Well, that would be a hell of a plot twist, wouldn't it ?

Well, that would be a hell of a plot twist, wouldn’t it ?

“But how does using this particular kind of software help protecting my privacy ?”, you may be asking. Well, if we take a look at the main goals and ideals of the Free Software Movement, we can see that the essence of free software is that anyone can study and/ or change the source code for the software.

Richard M. Stallman, fouder of the Free Software Foundation.

Richard M. Stallman, founder of the Free Software Foundation.

“But these softwares can still be harmful, right ?”. Well, the answer would be yes and no. Confusing ? Not at all, actually. Yes, one could develop a software that respects the famous 4 rules, and still fill it with malicious bits. However, as it is always directed at the community of users, such irregularities are easily spotted, and new versions are created by removing those nasty bits, and the original developer is most likely to be remembered as an “evil-doer”. Also, if the Free Software Foundation gives a software a sign of approval (usually characterized by being featured on their website, or being openly recommended by the head of the foundation). Then, you will always be able to install non-malicious programs on your computer, protecting your privacy.

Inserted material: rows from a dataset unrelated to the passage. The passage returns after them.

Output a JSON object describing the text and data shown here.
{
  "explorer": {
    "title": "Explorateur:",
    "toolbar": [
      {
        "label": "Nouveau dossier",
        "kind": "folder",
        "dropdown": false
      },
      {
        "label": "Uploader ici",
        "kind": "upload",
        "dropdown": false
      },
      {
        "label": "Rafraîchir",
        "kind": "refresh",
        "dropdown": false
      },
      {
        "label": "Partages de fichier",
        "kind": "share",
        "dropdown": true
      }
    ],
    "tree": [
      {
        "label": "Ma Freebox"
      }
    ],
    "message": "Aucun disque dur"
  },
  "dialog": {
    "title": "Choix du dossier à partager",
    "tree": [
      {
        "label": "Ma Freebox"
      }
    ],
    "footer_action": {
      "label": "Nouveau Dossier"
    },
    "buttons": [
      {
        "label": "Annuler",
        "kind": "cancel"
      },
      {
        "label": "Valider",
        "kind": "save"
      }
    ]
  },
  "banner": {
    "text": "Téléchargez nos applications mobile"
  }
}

The Free Softwate Foundation

The Free Softwate Foundation

This is going great so far, but you can go the extra mile. What if your whole operating system was in fact a giant spyware/ malware. Well, this is the case with the two most used systems on desktops nowadays (I won’t write their names here, because I think you are smart enough to guess who we are talking about). Fear not, my dear friend, now that we’ve come so far. You have indeed options for a free operating system, or an open source one.

The mascots of GNU (left) and GNU/Linux (right)

The mascots of GNU (left) and GNU/Linux (right)

What is the difference ? A completely free OS will come with free software only, and it really will respect your privacy. However, it may cause some trouble, as famous plugins such as Flash Player and video/audio codecs are examples of proprietary software, thus not being available on the official repositories (a “place where the supported programs are being kept”, on other words) of the OS. On the other hand, an open source system (e.g. Linux distributions, or distros, and BSD’s) may have those proprietary softwares on their repositories, but although you still have access to the source code and can change it, there are some bits that you cannot change. Also, as it is not recommended by the FSF, it may contain some kinds of malicious software – a great example is when Ubuntu, one of the most famous Linux distros in the world, started to be shipped with Amazon lens, which sent user information directly to the company.

Final thoughts

Security agencies around the globe are continuously spying on their citizens, destroying their privacy with the so-called purpose of guaranteeing peace and fighting terrorrism. These agencies make use of advanced technology and almost complete access to personal accounts on social networks, without the proper consent of the users.

One of the ways to fight this spying is to use free software, which is managed by the user community and its source code is available to anyone, making it easy to spot malicious bits. You can go even further, installing a free or open source operating system, which in most cases are much “safer” than other systems.

Image Credits

The images are credited in order of appearance.

Ink Tank

Calorie Count

The Register

The Last Bastille

Geeks to Go !